### Material to process
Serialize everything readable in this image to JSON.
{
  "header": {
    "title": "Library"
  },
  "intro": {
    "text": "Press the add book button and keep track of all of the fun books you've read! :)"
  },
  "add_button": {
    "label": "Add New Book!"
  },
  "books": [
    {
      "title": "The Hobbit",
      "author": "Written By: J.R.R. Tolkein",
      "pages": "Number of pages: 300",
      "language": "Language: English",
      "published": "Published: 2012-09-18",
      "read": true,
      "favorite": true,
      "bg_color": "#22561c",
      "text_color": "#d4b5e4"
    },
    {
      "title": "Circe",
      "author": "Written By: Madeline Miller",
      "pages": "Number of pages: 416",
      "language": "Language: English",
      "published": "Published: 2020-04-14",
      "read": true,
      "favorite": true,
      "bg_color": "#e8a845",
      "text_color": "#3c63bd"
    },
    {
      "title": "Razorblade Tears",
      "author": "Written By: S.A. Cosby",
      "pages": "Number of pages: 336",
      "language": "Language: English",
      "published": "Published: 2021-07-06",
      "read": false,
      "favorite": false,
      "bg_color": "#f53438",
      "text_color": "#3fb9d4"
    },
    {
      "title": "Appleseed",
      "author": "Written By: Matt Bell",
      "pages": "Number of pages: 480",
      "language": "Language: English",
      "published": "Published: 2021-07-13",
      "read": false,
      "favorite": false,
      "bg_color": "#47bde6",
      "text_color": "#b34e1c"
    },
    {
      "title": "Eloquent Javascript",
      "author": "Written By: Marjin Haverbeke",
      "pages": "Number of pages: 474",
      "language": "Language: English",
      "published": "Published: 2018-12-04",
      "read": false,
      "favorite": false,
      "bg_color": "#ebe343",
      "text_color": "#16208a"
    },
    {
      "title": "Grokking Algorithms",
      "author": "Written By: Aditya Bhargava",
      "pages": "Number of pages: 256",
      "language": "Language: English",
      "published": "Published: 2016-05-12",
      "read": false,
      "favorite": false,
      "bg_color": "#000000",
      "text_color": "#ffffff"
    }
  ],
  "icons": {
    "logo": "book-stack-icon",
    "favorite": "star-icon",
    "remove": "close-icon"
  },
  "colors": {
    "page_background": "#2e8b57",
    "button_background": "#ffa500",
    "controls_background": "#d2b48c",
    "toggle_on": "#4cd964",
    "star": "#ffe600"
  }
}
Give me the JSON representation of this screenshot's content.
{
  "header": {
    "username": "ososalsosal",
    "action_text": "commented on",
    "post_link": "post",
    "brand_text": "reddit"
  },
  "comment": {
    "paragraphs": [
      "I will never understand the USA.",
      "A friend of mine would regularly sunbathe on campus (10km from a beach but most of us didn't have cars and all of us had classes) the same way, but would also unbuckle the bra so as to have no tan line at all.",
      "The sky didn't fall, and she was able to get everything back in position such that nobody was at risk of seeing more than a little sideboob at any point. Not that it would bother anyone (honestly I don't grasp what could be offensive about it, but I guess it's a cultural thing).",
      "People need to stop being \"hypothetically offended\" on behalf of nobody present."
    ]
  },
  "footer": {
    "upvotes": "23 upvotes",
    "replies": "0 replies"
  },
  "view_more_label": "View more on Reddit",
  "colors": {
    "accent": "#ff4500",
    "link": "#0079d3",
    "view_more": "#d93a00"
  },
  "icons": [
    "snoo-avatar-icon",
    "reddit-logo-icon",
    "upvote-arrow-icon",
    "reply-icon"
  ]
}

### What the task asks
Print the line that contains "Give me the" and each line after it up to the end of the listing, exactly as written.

### Task output
Give me the JSON representation of this screenshot's content.
{
  "header": {
    "username": "ososalsosal",
    "action_text": "commented on",
    "post_link": "post",
    "brand_text": "reddit"
  },
  "comment": {
    "paragraphs": [
      "I will never understand the USA.",
      "A friend of mine would regularly sunbathe on campus (10km from a beach but most of us didn't have cars and all of us had classes) the same way, but would also unbuckle the bra so as to have no tan line at all.",
      "The sky didn't fall, and she was able to get everything back in position such that nobody was at risk of seeing more than a little sideboob at any point. Not that it would bother anyone (honestly I don't grasp what could be offensive about it, but I guess it's a cultural thing).",
      "People need to stop being \"hypothetically offended\" on behalf of nobody present."
    ]
  },
  "footer": {
    "upvotes": "23 upvotes",
    "replies": "0 replies"
  },
  "view_more_label": "View more on Reddit",
  "colors": {
    "accent": "#ff4500",
    "link": "#0079d3",
    "view_more": "#d93a00"
  },
  "icons": [
    "snoo-avatar-icon",
    "reddit-logo-icon",
    "upvote-arrow-icon",
    "reply-icon"
  ]
}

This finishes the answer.